# Is there a highest temperature? [duplicate]

Im new to physics and do not yet know of all of the terms and math.

I was wondering about temperature. I read that there is the lowest temperature which is absolute zero where nothing happens, i.e. no vibrational activity from atoms.

My question is; is there also a highest temperature, i.e. an absolute max temperature?

## marked as duplicate by John Rennie, ACuriousMind♦, David Z♦Jun 5 '15 at 12:46

• There's a peculiarity to the absolute temperature scale - the highest temperatures are lower than zero. So the lowest possible temperature is "the smallest value higher than zero", while the highest possible temperature is "the largest value smaller than zero" - see en.wikipedia.org/wiki/Negative_temperature. Not something you'd see in a lab or a particle accelerator, but useful in physics math. – Luaan Jun 5 '15 at 12:28
• @Luaan. Ok, i have to digest what you just said. I cannot fully comprehend it at the moment. But thanks for this interesting input. – Lanka Jun 5 '15 at 12:30
• @Luaan: Not everything that is written on Wikipedia is actually correct or well written and this one certainly isn't. Negative temperatures only occur in systems with inversion and those systems are NOT in thermal equilibrium, hence the negative temperature is not a real thermodynamic temperature, at all. – CuriousOne Jun 5 '15 at 15:36

In a thermodynamical settings in particle physics, the highest temperature will be the temperature at which point you reach an equilibrium with particle creation from the random particle collision.

The Hagedorn temperature is the temperature at which quarks, when heated, will produce more quarks, which will lower the temperature back.

• Thank you for the answer. How can heated quarks produce more quarks? Could you give a short answer or refer me to some litterature on this. – Lanka Jun 5 '15 at 11:17
• As a general rule, it's better to ask a new question for something this different, but in a nutshell, quarks are like teenage girls at a slumber party. They hate being alone and they hate to wear the same color outfit. – userLTK Jun 5 '15 at 11:34

I found an answer to my own question. The quote is from "Is there an absolute maximum temperature?"

We posed this question to Sam Gregson, High Energy Particle Physicist at the University of Cambridge...

Sam -
The temperature of a system is simply related to the amount of energy in that system. Because the system can't have a negative energy, there is only so much heat you can remove from it and so a limit to how cold you can get. This is called absolutely zero. We’ve got very close to it. Scientists in Finland have cooled rhodium atoms to a 10th of a billionth of a degree above absolute zero. On the other hand, an absolute maximum temperature would require there to be a limit to the amount of energy you can give to a particle. As far as we know, there is no such limit.

Although the speed of light is the universal speed limit, the reason you can't get there is that this would require an infinite amount of energy.

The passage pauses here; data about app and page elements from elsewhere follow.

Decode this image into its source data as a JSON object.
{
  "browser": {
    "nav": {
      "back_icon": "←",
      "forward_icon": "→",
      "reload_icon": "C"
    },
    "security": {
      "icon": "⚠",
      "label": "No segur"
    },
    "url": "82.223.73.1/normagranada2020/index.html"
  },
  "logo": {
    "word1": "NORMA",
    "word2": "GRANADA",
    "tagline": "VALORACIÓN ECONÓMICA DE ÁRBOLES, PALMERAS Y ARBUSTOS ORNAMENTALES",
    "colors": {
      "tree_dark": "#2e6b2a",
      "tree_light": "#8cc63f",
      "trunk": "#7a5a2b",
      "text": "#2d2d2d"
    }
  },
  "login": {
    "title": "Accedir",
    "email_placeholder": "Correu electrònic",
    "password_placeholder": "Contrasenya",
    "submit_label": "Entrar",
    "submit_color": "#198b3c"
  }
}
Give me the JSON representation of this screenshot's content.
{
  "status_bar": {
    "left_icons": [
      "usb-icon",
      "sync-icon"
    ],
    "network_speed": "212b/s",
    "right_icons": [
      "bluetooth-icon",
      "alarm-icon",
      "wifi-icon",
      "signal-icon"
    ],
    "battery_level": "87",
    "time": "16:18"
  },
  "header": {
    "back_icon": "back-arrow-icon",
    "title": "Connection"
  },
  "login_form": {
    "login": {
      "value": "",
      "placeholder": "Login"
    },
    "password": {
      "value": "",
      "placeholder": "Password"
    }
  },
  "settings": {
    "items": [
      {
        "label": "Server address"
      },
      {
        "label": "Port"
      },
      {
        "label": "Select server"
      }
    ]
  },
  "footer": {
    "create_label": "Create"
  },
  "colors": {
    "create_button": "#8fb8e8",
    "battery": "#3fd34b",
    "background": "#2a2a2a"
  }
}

So this speed limit does not limit the amount of energy and therefore, the temperature of an individual particle.

The most energetic particle ever observed was a cosmic ray over Utah, travelling at 99.999999999985% of the speed of light. Probably a single proton with about 50 joules of energy. This is equivalent to about 5 trillion trillion degrees Celsius and there is no evidence that this is the hottest you could get to.

As far as we know, you are just limited by the amounts of energy you can give to a particle. So you could say that the absolute maximum temperature is a temperature equivalent to all the energy in the universe, concentrated onto one particle. But that limits more accounting than basic physics.

Hannah -
Thanks, Sam Gregson from Cambridge and CERN. So temperature is related to thermal energy and Einstein’s theory of relativity means that although a particle has a universal speed limit, it doesn’t have an energy limit. If you took all of the energy in the universe and put it into one particle, you'd essentially run out of energy before you run out of capacity for energy which is why we have no absolute maximum temperature.

• Small point to add, but velocity isn't exactly temperature and velocity is also relative. So, I'm not sure that super fast moving particle should count, but that's just my opinion. Obviously Sam Gregson is much smarter than I am, but I think he's kind of cheating with the answer. There's no limit up to but not including the speed of light you can give a particle, but if you were flying along with that particle at that speed, it wouldn't feel hot to you. Now the instant that particle hit the atmosphere - that would be a valid temperature, if you could measure it. – userLTK Jun 5 '15 at 11:24